BEGIN DATA

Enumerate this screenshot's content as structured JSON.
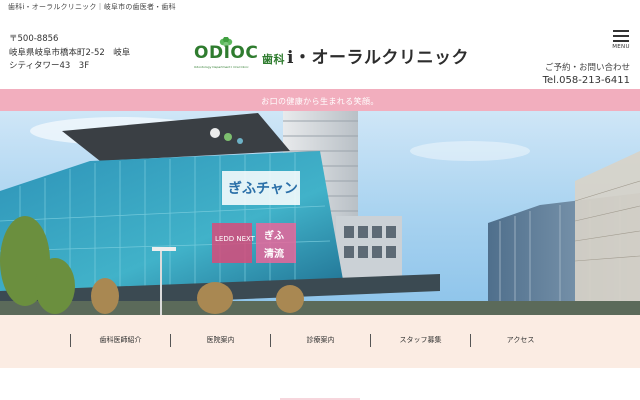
{
  "topbar": {
    "text": "歯科i・オーラルクリニック｜岐阜市の歯医者・歯科"
  },
  "header": {
    "postal": "〒500-8856",
    "address_line1": "岐阜県岐阜市橋本町2-52　岐阜",
    "address_line2": "シティタワー43　3F",
    "logo_mark": "ODIOC",
    "logo_tagline": "Odontology Department I Oral Clinic",
    "logo_prefix": "歯科",
    "logo_name": "i・オーラルクリニック",
    "menu_label": "MENU",
    "contact_label": "ご予約・お問い合わせ",
    "tel": "Tel.058-213-6411"
  },
  "banner": {
    "text": "お口の健康から生まれる笑顔。"
  },
  "hero": {
    "sign_1": "ぎふチャン",
    "sign_2": "LEDD NEXT",
    "sign_3": "ぎふ",
    "sign_4": "清流"
  },
  "nav": {
    "items": [
      {
        "label": "歯科医師紹介"
      },
      {
        "label": "医院案内"
      },
      {
        "label": "診療案内"
      },
      {
        "label": "スタッフ募集"
      },
      {
        "label": "アクセス"
      }
    ]
  },
  "colors": {
    "accent_pink": "#f2aebe",
    "nav_bg": "#fbece3",
    "logo_green": "#2f7c2f"
  }
}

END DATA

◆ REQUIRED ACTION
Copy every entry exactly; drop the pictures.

◆ ANSWER BOX
Enumerate this screenshot's content as structured JSON.
{
  "topbar": {
    "text": "歯科i・オーラルクリニック｜岐阜市の歯医者・歯科"
  },
  "header": {
    "postal": "〒500-8856",
    "address_line1": "岐阜県岐阜市橋本町2-52　岐阜",
    "address_line2": "シティタワー43　3F",
    "logo_mark": "ODIOC",
    "logo_tagline": "Odontology Department I Oral Clinic",
    "logo_prefix": "歯科",
    "logo_name": "i・オーラルクリニック",
    "menu_label": "MENU",
    "contact_label": "ご予約・お問い合わせ",
    "tel": "Tel.058-213-6411"
  },
  "banner": {
    "text": "お口の健康から生まれる笑顔。"
  },
  "hero": {
    "sign_1": "ぎふチャン",
    "sign_2": "LEDD NEXT",
    "sign_3": "ぎふ",
    "sign_4": "清流"
  },
  "nav": {
    "items": [
      {
        "label": "歯科医師紹介"
      },
      {
        "label": "医院案内"
      },
      {
        "label": "診療案内"
      },
      {
        "label": "スタッフ募集"
      },
      {
        "label": "アクセス"
      }
    ]
  },
  "colors": {
    "accent_pink": "#f2aebe",
    "nav_bg": "#fbece3",
    "logo_green": "#2f7c2f"
  }
}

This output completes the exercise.